A little explanation: When Sentry is reacting to any error or event, it tries to get the source maps from the release archive that it has uploaded. According to the GitHub issue conversation, the framework's code does not get uploaded by default anymore and Sentry doesn’t have access to all files for resolving stack trace.

Take a look at this note from Sentry manual setup documentation:

If you find that there are in-app frames in your client-side stack traces that aren't getting source-mapped even when most others are, it's likely because they are from files in static/chunks/ rather than static/chunks/pages/. By default, such files aren't uploaded because the majority of the files in static/chunks/ only contain Next.js or third-party code, and are named in such a way that it's hard to distinguish between relevant files (ones containing your code) and irrelevant ones.

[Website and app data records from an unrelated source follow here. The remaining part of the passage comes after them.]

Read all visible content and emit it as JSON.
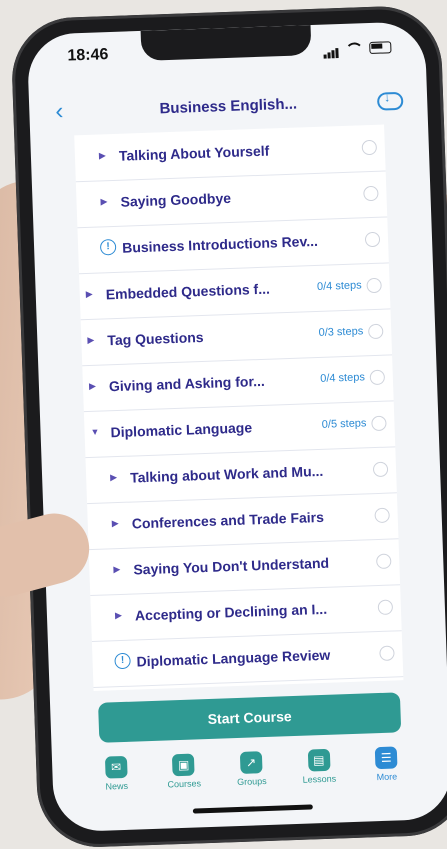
{
  "status": {
    "time": "18:46"
  },
  "header": {
    "title": "Business English..."
  },
  "lessons": [
    {
      "label": "Talking About Yourself",
      "kind": "topic",
      "indent": 2,
      "steps": ""
    },
    {
      "label": "Saying Goodbye",
      "kind": "topic",
      "indent": 2,
      "steps": ""
    },
    {
      "label": "Business Introductions Rev...",
      "kind": "quiz",
      "indent": 2,
      "steps": ""
    },
    {
      "label": "Embedded Questions f...",
      "kind": "lesson",
      "indent": 1,
      "steps": "0/4 steps"
    },
    {
      "label": "Tag Questions",
      "kind": "lesson",
      "indent": 1,
      "steps": "0/3 steps"
    },
    {
      "label": "Giving and Asking for...",
      "kind": "lesson",
      "indent": 1,
      "steps": "0/4 steps"
    },
    {
      "label": "Diplomatic Language",
      "kind": "lesson-open",
      "indent": 1,
      "steps": "0/5 steps"
    },
    {
      "label": "Talking about Work and Mu...",
      "kind": "topic",
      "indent": 2,
      "steps": ""
    },
    {
      "label": "Conferences and Trade Fairs",
      "kind": "topic",
      "indent": 2,
      "steps": ""
    },
    {
      "label": "Saying You Don't Understand",
      "kind": "topic",
      "indent": 2,
      "steps": ""
    },
    {
      "label": "Accepting or Declining an I...",
      "kind": "topic",
      "indent": 2,
      "steps": ""
    },
    {
      "label": "Diplomatic Language Review",
      "kind": "quiz",
      "indent": 2,
      "steps": ""
    }
  ],
  "actions": {
    "start_label": "Start Course"
  },
  "tabs": [
    {
      "label": "News",
      "icon": "news-icon"
    },
    {
      "label": "Courses",
      "icon": "courses-icon"
    },
    {
      "label": "Groups",
      "icon": "groups-icon"
    },
    {
      "label": "Lessons",
      "icon": "lessons-icon"
    },
    {
      "label": "More",
      "icon": "more-icon",
      "active": true
    }
  ]
}
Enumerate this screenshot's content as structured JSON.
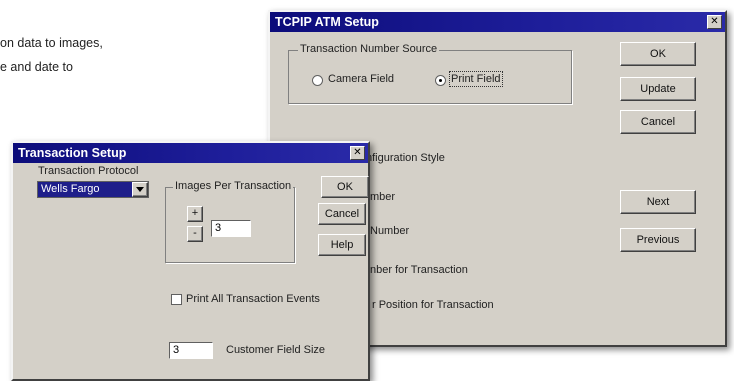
{
  "background": {
    "lines": [
      "on data to images,",
      "e and date to"
    ]
  },
  "tcpip_window": {
    "title": "TCPIP ATM Setup",
    "close_glyph": "✕",
    "group_label": "Transaction Number Source",
    "radios": [
      {
        "label": "Camera Field",
        "selected": false
      },
      {
        "label": "Print Field",
        "selected": true
      }
    ],
    "buttons": {
      "ok": "OK",
      "update": "Update",
      "cancel": "Cancel",
      "next": "Next",
      "previous": "Previous"
    },
    "labels": [
      "nfiguration Style",
      "mber",
      "Number",
      "nber for Transaction",
      "r Position for Transaction"
    ]
  },
  "transaction_window": {
    "title": "Transaction Setup",
    "close_glyph": "✕",
    "protocol_label": "Transaction Protocol",
    "protocol_value": "Wells Fargo",
    "images_group_label": "Images Per Transaction",
    "spin_up": "+",
    "spin_down": "-",
    "images_value": "3",
    "buttons": {
      "ok": "OK",
      "cancel": "Cancel",
      "help": "Help"
    },
    "print_all_label": "Print All Transaction Events",
    "print_all_checked": false,
    "customer_field_value": "3",
    "customer_field_label": "Customer Field Size"
  },
  "colors": {
    "titlebar": "#0c0c7a",
    "window_face": "#d4d0c8"
  }
}
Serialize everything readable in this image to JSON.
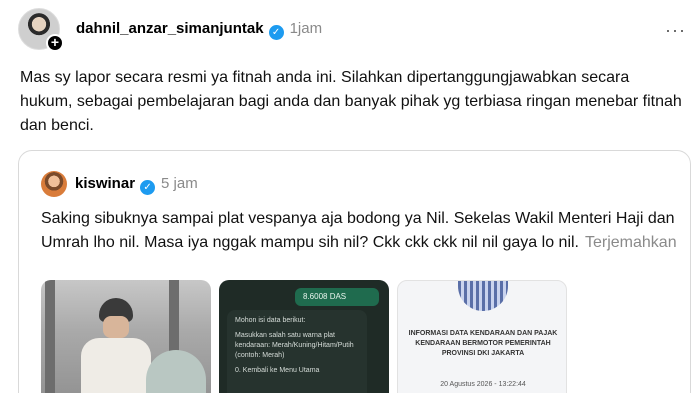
{
  "post": {
    "username": "dahnil_anzar_simanjuntak",
    "time": "1jam",
    "more": "···",
    "text": "Mas sy lapor secara resmi ya fitnah anda ini. Silahkan dipertanggungjawabkan secara hukum, sebagai pembelajaran bagi anda dan banyak pihak yg terbiasa ringan menebar fitnah dan benci.",
    "verified_icon": "verified-badge-icon",
    "add_icon": "+"
  },
  "quote": {
    "username": "kiswinar",
    "time": "5 jam",
    "text": "Saking sibuknya sampai plat vespanya aja bodong ya Nil. Sekelas Wakil Menteri Haji dan Umrah lho nil. Masa iya nggak mampu sih nil? Ckk ckk ckk nil nil gaya lo nil.",
    "translate_label": "Terjemahkan"
  },
  "media": {
    "chat": {
      "top": "8.6008 DAS",
      "lines": [
        "Mohon isi data berikut:",
        "Masukkan salah satu warna plat kendaraan: Merah/Kuning/Hitam/Putih (contoh: Merah)",
        "0. Kembali ke Menu Utama"
      ]
    },
    "document": {
      "title": "INFORMASI DATA KENDARAAN DAN PAJAK KENDARAAN BERMOTOR PEMERINTAH PROVINSI DKI JAKARTA",
      "date": "20 Agustus 2026 - 13:22:44"
    }
  },
  "colors": {
    "verified": "#1d9bf0",
    "muted_text": "#8a8a8a"
  }
}
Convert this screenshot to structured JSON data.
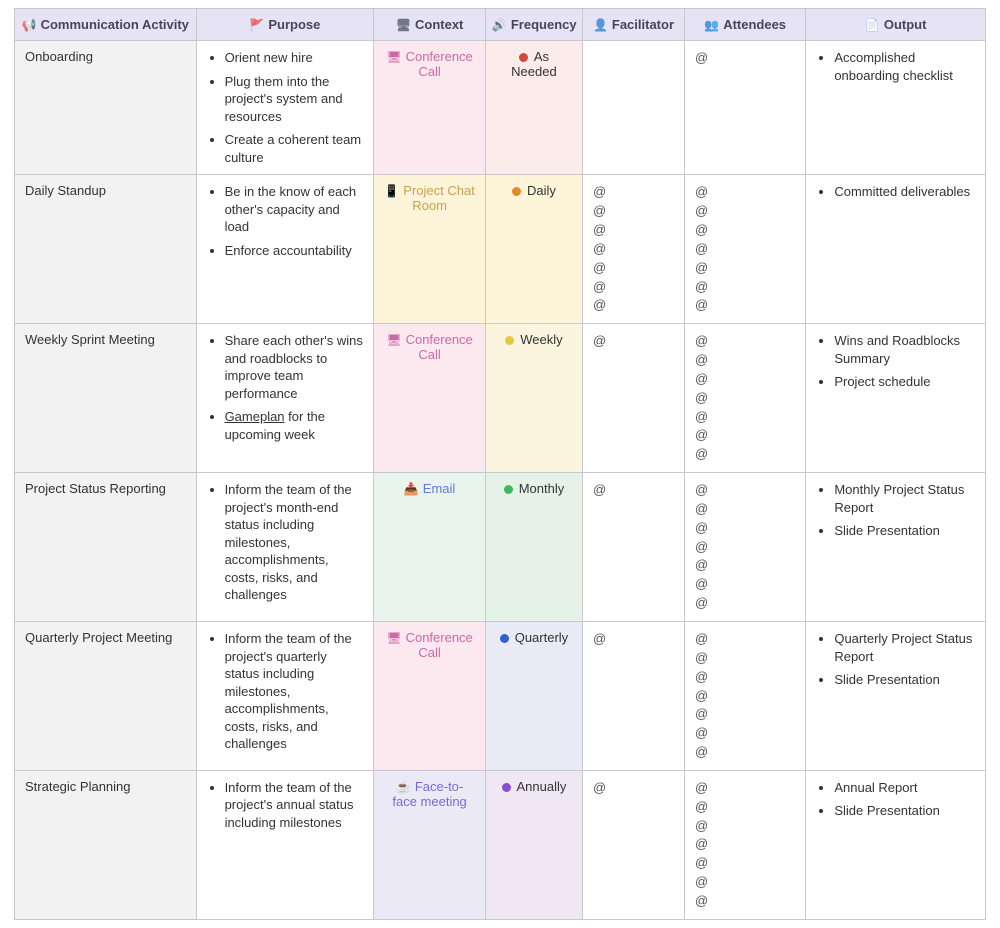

To make it upload everything, try to expand your current next.config.js with the next properties.

// next.config.js
module.exports = withSentryConfig(
	sentry: {
	   widenClientFileUpload: true,
	ignore: [],

It helped me to resolve 2 of the 3 errors that I got. For the majority, it’ll solve 100% of problems with source maps.

Solution 2

Let’s move on. The last problem was related to a square brackets notation for dynamic route values. If I catch an error on the client side(browser side), the stack trace paths are sent encoded but they’re not decoded when they reach the sentry server. Since the path is encoded and the string %5Bslug%5D.js is not equal to [slug].js, the source map is not matched/not found/whatever. When Sentry is sending the frames, it includes this encoded URL instead of the decoded URL.

I’ve found the solution in rewriting StackFrame.

Just follow the next instructions:

  1. Install @sentry/integrations package to expand your current client config.

npm install --save @sentry/integrations

  1. I your sentry.client.config.js add the next instruction

import { RewriteFrames } from '@sentry/integrations';

  integrations: [
    new RewriteFrames({
      iteratee: frame => {
        frame.filename = frame.filename.replace(distDir, 'app:///_next');
        // here we are decoding our square brackets []
        frame.filename = decodeURI(frame.filename);
        return frame;

Great! I hope this solves at least one person’s problems!

As new technologies constantly evolve, their versions get mismatched and make many developers cry. But god bless a huge programmer community that is glad to share their experience with others.